BEGIN

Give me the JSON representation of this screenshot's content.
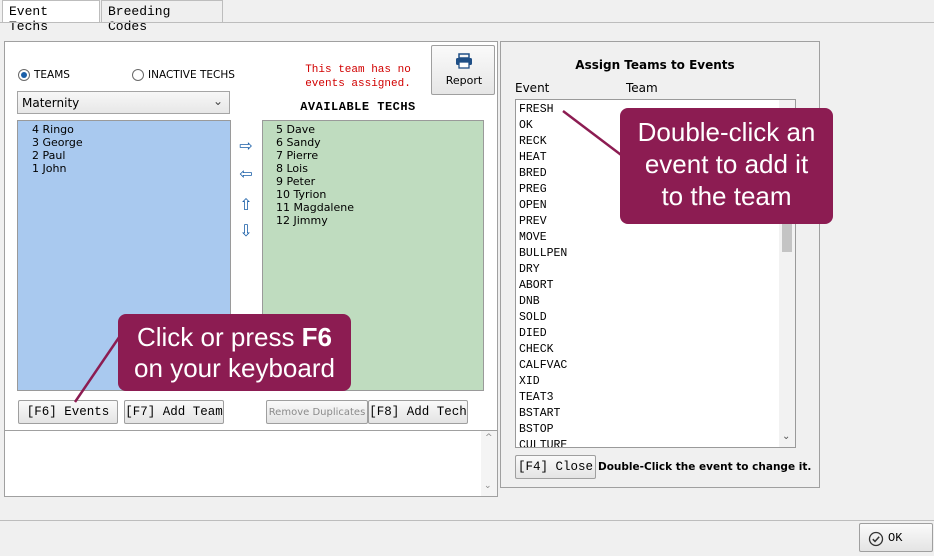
{
  "tabs": [
    {
      "label": "Event Techs"
    },
    {
      "label": "Breeding Codes"
    }
  ],
  "left": {
    "radio_teams": "TEAMS",
    "radio_inactive": "INACTIVE TECHS",
    "team_select": "Maternity",
    "warning": "This team has no events assigned.",
    "report_label": "Report",
    "available_header": "AVAILABLE TECHS",
    "team_members": [
      "4 Ringo",
      "3 George",
      "2 Paul",
      "1 John"
    ],
    "available_techs": [
      "5 Dave",
      "6 Sandy",
      "7 Pierre",
      "8 Lois",
      "9 Peter",
      "10 Tyrion",
      "11 Magdalene",
      "12 Jimmy"
    ],
    "buttons": {
      "events": "[F6] Events",
      "add_team": "[F7] Add Team",
      "remove_duplicates": "Remove Duplicates",
      "add_tech": "[F8] Add Tech"
    }
  },
  "right": {
    "title": "Assign Teams to Events",
    "col_event": "Event",
    "col_team": "Team",
    "events": [
      "FRESH",
      "OK",
      "RECK",
      "HEAT",
      "BRED",
      "PREG",
      "OPEN",
      "PREV",
      "MOVE",
      "BULLPEN",
      "DRY",
      "ABORT",
      "DNB",
      "SOLD",
      "DIED",
      "CHECK",
      "CALFVAC",
      "XID",
      "TEAT3",
      "BSTART",
      "BSTOP",
      "CULTURE"
    ],
    "close_label": "[F4] Close",
    "hint": "Double-Click the event to change it."
  },
  "callouts": {
    "events_tip_pre": "Click or press ",
    "events_tip_key": "F6",
    "events_tip_post": "on your keyboard",
    "dblclick_tip": "Double-click an event to add it to the team"
  },
  "footer": {
    "ok_label": "OK"
  },
  "colors": {
    "team_list_bg": "#a9c9ef",
    "available_list_bg": "#bfdcbf",
    "callout_bg": "#8c1c52",
    "warning_text": "#d10000"
  },
  "icons": {
    "transfer_right": "arrow-right-icon",
    "transfer_left": "arrow-left-icon",
    "move_up": "arrow-up-icon",
    "move_down": "arrow-down-icon",
    "printer": "printer-icon",
    "ok": "check-circle-icon"
  }
}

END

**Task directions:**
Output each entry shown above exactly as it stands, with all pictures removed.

**Result of the task:**
Give me the JSON representation of this screenshot's content.
{
  "tabs": [
    {
      "label": "Event Techs"
    },
    {
      "label": "Breeding Codes"
    }
  ],
  "left": {
    "radio_teams": "TEAMS",
    "radio_inactive": "INACTIVE TECHS",
    "team_select": "Maternity",
    "warning": "This team has no events assigned.",
    "report_label": "Report",
    "available_header": "AVAILABLE TECHS",
    "team_members": [
      "4 Ringo",
      "3 George",
      "2 Paul",
      "1 John"
    ],
    "available_techs": [
      "5 Dave",
      "6 Sandy",
      "7 Pierre",
      "8 Lois",
      "9 Peter",
      "10 Tyrion",
      "11 Magdalene",
      "12 Jimmy"
    ],
    "buttons": {
      "events": "[F6] Events",
      "add_team": "[F7] Add Team",
      "remove_duplicates": "Remove Duplicates",
      "add_tech": "[F8] Add Tech"
    }
  },
  "right": {
    "title": "Assign Teams to Events",
    "col_event": "Event",
    "col_team": "Team",
    "events": [
      "FRESH",
      "OK",
      "RECK",
      "HEAT",
      "BRED",
      "PREG",
      "OPEN",
      "PREV",
      "MOVE",
      "BULLPEN",
      "DRY",
      "ABORT",
      "DNB",
      "SOLD",
      "DIED",
      "CHECK",
      "CALFVAC",
      "XID",
      "TEAT3",
      "BSTART",
      "BSTOP",
      "CULTURE"
    ],
    "close_label": "[F4] Close",
    "hint": "Double-Click the event to change it."
  },
  "callouts": {
    "events_tip_pre": "Click or press ",
    "events_tip_key": "F6",
    "events_tip_post": "on your keyboard",
    "dblclick_tip": "Double-click an event to add it to the team"
  },
  "footer": {
    "ok_label": "OK"
  },
  "colors": {
    "team_list_bg": "#a9c9ef",
    "available_list_bg": "#bfdcbf",
    "callout_bg": "#8c1c52",
    "warning_text": "#d10000"
  },
  "icons": {
    "transfer_right": "arrow-right-icon",
    "transfer_left": "arrow-left-icon",
    "move_up": "arrow-up-icon",
    "move_down": "arrow-down-icon",
    "printer": "printer-icon",
    "ok": "check-circle-icon"
  }
}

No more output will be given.